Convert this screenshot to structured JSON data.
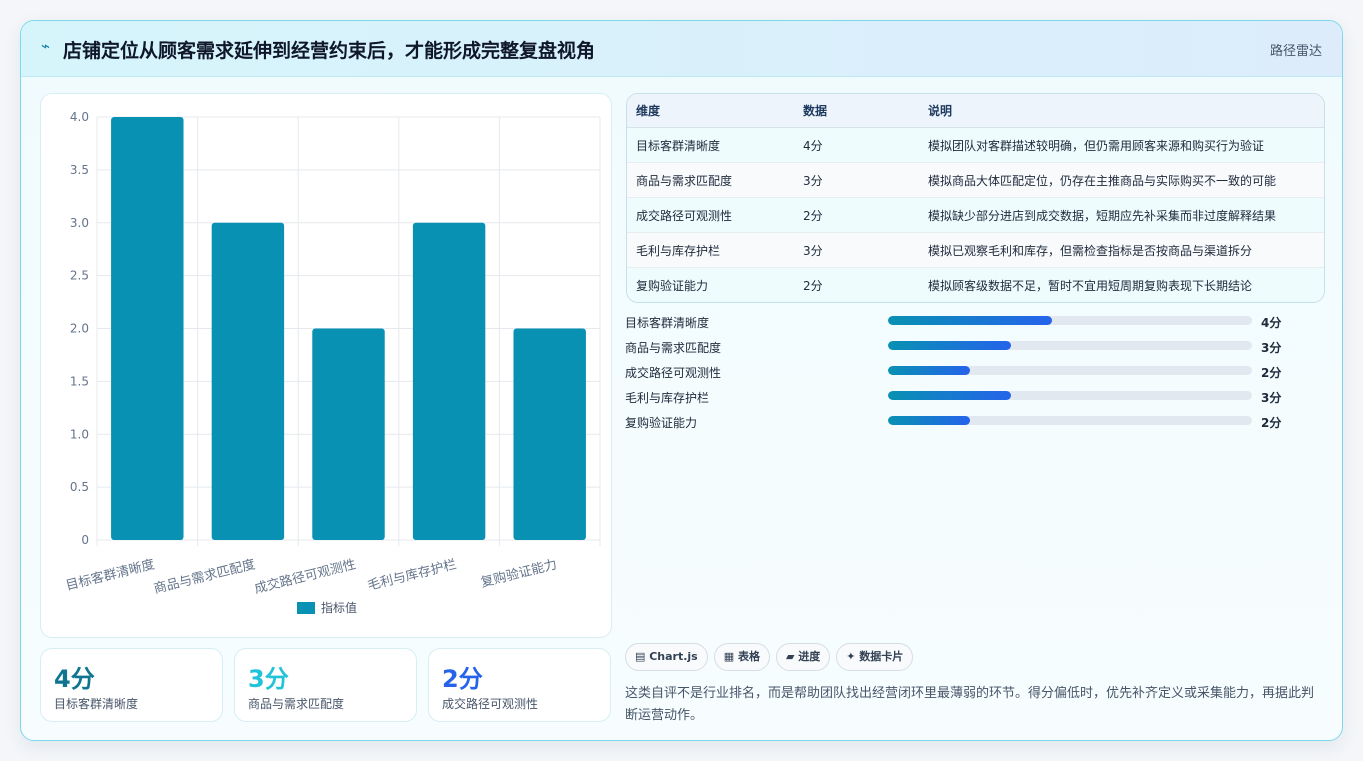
{
  "header": {
    "icon": "bolt-icon",
    "title": "店铺定位从顾客需求延伸到经营约束后，才能形成完整复盘视角",
    "tag": "路径雷达"
  },
  "chart_data": {
    "type": "bar",
    "categories": [
      "目标客群清晰度",
      "商品与需求匹配度",
      "成交路径可观测性",
      "毛利与库存护栏",
      "复购验证能力"
    ],
    "series": [
      {
        "name": "指标值",
        "values": [
          4,
          3,
          2,
          3,
          2
        ],
        "color": "#0891b2"
      }
    ],
    "ylim": [
      0,
      4
    ],
    "yticks": [
      "0",
      "0.5",
      "1.0",
      "1.5",
      "2.0",
      "2.5",
      "3.0",
      "3.5",
      "4.0"
    ],
    "grid": true,
    "legend": "bottom"
  },
  "stats": [
    {
      "value": "4分",
      "label": "目标客群清晰度",
      "color": "#0e7490"
    },
    {
      "value": "3分",
      "label": "商品与需求匹配度",
      "color": "#22c3d8"
    },
    {
      "value": "2分",
      "label": "成交路径可观测性",
      "color": "#2563eb"
    }
  ],
  "table": {
    "headers": [
      "维度",
      "数据",
      "说明"
    ],
    "rows": [
      [
        "目标客群清晰度",
        "4分",
        "模拟团队对客群描述较明确，但仍需用顾客来源和购买行为验证"
      ],
      [
        "商品与需求匹配度",
        "3分",
        "模拟商品大体匹配定位，仍存在主推商品与实际购买不一致的可能"
      ],
      [
        "成交路径可观测性",
        "2分",
        "模拟缺少部分进店到成交数据，短期应先补采集而非过度解释结果"
      ],
      [
        "毛利与库存护栏",
        "3分",
        "模拟已观察毛利和库存，但需检查指标是否按商品与渠道拆分"
      ],
      [
        "复购验证能力",
        "2分",
        "模拟顾客级数据不足，暂时不宜用短周期复购表现下长期结论"
      ]
    ]
  },
  "progress": {
    "max": 8.9,
    "items": [
      {
        "label": "目标客群清晰度",
        "value": 4,
        "text": "4分"
      },
      {
        "label": "商品与需求匹配度",
        "value": 3,
        "text": "3分"
      },
      {
        "label": "成交路径可观测性",
        "value": 2,
        "text": "2分"
      },
      {
        "label": "毛利与库存护栏",
        "value": 3,
        "text": "3分"
      },
      {
        "label": "复购验证能力",
        "value": 2,
        "text": "2分"
      }
    ]
  },
  "chips": [
    "▤ Chart.js",
    "▦ 表格",
    "▰ 进度",
    "✦ 数据卡片"
  ],
  "note": "这类自评不是行业排名，而是帮助团队找出经营闭环里最薄弱的环节。得分偏低时，优先补齐定义或采集能力，再据此判断运营动作。"
}
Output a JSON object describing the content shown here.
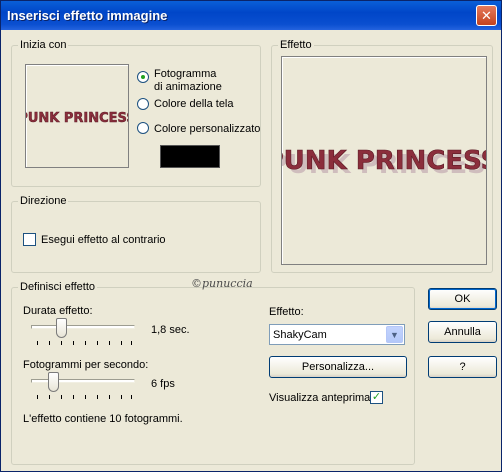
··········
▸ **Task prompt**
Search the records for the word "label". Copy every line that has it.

▸ **Answer to this exercise**
      "label": "目标客群清晰度",
      "label": "商品与需求匹配度",
      "label": "成交路径可观测性",
        "label": "目标客群清晰度",
        "label": "商品与需求匹配度",
        "label": "成交路径可观测性",
        "label": "毛利与库存护栏",
        "label": "复购验证能力",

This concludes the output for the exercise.